What you are asked to do:
Exact copies of the records below are required.

Data supplied:

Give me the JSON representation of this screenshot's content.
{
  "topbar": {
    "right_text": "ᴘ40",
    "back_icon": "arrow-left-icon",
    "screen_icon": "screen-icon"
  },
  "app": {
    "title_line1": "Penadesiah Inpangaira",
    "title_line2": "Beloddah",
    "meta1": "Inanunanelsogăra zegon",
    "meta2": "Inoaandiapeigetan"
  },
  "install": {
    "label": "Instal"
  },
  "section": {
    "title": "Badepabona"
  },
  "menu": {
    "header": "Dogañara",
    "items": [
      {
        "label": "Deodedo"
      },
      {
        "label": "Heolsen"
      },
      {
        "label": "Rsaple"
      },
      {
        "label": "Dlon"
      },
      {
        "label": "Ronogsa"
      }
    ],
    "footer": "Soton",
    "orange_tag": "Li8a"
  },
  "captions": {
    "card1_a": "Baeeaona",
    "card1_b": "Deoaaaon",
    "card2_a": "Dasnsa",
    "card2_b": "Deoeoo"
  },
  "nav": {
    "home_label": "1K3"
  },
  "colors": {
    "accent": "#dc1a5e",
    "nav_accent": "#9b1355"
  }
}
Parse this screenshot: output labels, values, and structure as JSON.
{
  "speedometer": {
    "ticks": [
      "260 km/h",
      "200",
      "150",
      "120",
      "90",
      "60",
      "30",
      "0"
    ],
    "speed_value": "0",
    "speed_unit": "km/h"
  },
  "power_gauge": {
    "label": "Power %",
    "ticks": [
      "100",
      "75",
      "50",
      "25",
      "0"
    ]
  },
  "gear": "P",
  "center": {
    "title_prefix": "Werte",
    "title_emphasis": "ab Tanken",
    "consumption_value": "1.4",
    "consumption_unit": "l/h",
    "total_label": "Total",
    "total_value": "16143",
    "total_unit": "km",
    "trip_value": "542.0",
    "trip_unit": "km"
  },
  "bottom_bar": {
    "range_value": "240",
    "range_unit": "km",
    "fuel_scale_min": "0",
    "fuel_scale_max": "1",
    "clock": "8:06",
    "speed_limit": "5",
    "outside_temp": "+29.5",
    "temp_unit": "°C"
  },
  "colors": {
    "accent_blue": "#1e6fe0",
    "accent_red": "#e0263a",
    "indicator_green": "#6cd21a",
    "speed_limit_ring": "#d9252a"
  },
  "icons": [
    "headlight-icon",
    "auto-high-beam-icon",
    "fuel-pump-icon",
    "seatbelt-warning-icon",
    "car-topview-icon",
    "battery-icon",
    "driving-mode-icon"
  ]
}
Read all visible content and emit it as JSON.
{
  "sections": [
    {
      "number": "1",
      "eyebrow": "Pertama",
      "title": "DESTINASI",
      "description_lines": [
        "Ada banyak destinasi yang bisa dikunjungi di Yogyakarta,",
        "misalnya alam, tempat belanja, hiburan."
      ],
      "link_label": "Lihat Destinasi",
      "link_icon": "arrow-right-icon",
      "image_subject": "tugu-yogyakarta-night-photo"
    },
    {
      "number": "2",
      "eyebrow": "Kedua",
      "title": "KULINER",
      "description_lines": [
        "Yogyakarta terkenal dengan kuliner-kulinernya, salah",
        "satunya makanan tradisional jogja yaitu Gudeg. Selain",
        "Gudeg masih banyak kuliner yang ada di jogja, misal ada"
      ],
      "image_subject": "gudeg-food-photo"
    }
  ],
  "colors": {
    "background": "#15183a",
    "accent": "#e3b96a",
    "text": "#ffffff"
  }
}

Exercise output:
Give me the JSON representation of this screenshot's content.
{
  "topbar": {
    "right_text": "ᴘ40",
    "back_icon": "arrow-left-icon",
    "screen_icon": "screen-icon"
  },
  "app": {
    "title_line1": "Penadesiah Inpangaira",
    "title_line2": "Beloddah",
    "meta1": "Inanunanelsogăra zegon",
    "meta2": "Inoaandiapeigetan"
  },
  "install": {
    "label": "Instal"
  },
  "section": {
    "title": "Badepabona"
  },
  "menu": {
    "header": "Dogañara",
    "items": [
      {
        "label": "Deodedo"
      },
      {
        "label": "Heolsen"
      },
      {
        "label": "Rsaple"
      },
      {
        "label": "Dlon"
      },
      {
        "label": "Ronogsa"
      }
    ],
    "footer": "Soton",
    "orange_tag": "Li8a"
  },
  "captions": {
    "card1_a": "Baeeaona",
    "card1_b": "Deoaaaon",
    "card2_a": "Dasnsa",
    "card2_b": "Deoeoo"
  },
  "nav": {
    "home_label": "1K3"
  },
  "colors": {
    "accent": "#dc1a5e",
    "nav_accent": "#9b1355"
  }
}
Parse this screenshot: output labels, values, and structure as JSON.
{
  "speedometer": {
    "ticks": [
      "260 km/h",
      "200",
      "150",
      "120",
      "90",
      "60",
      "30",
      "0"
    ],
    "speed_value": "0",
    "speed_unit": "km/h"
  },
  "power_gauge": {
    "label": "Power %",
    "ticks": [
      "100",
      "75",
      "50",
      "25",
      "0"
    ]
  },
  "gear": "P",
  "center": {
    "title_prefix": "Werte",
    "title_emphasis": "ab Tanken",
    "consumption_value": "1.4",
    "consumption_unit": "l/h",
    "total_label": "Total",
    "total_value": "16143",
    "total_unit": "km",
    "trip_value": "542.0",
    "trip_unit": "km"
  },
  "bottom_bar": {
    "range_value": "240",
    "range_unit": "km",
    "fuel_scale_min": "0",
    "fuel_scale_max": "1",
    "clock": "8:06",
    "speed_limit": "5",
    "outside_temp": "+29.5",
    "temp_unit": "°C"
  },
  "colors": {
    "accent_blue": "#1e6fe0",
    "accent_red": "#e0263a",
    "indicator_green": "#6cd21a",
    "speed_limit_ring": "#d9252a"
  },
  "icons": [
    "headlight-icon",
    "auto-high-beam-icon",
    "fuel-pump-icon",
    "seatbelt-warning-icon",
    "car-topview-icon",
    "battery-icon",
    "driving-mode-icon"
  ]
}
Read all visible content and emit it as JSON.
{
  "sections": [
    {
      "number": "1",
      "eyebrow": "Pertama",
      "title": "DESTINASI",
      "description_lines": [
        "Ada banyak destinasi yang bisa dikunjungi di Yogyakarta,",
        "misalnya alam, tempat belanja, hiburan."
      ],
      "link_label": "Lihat Destinasi",
      "link_icon": "arrow-right-icon",
      "image_subject": "tugu-yogyakarta-night-photo"
    },
    {
      "number": "2",
      "eyebrow": "Kedua",
      "title": "KULINER",
      "description_lines": [
        "Yogyakarta terkenal dengan kuliner-kulinernya, salah",
        "satunya makanan tradisional jogja yaitu Gudeg. Selain",
        "Gudeg masih banyak kuliner yang ada di jogja, misal ada"
      ],
      "image_subject": "gudeg-food-photo"
    }
  ],
  "colors": {
    "background": "#15183a",
    "accent": "#e3b96a",
    "text": "#ffffff"
  }
}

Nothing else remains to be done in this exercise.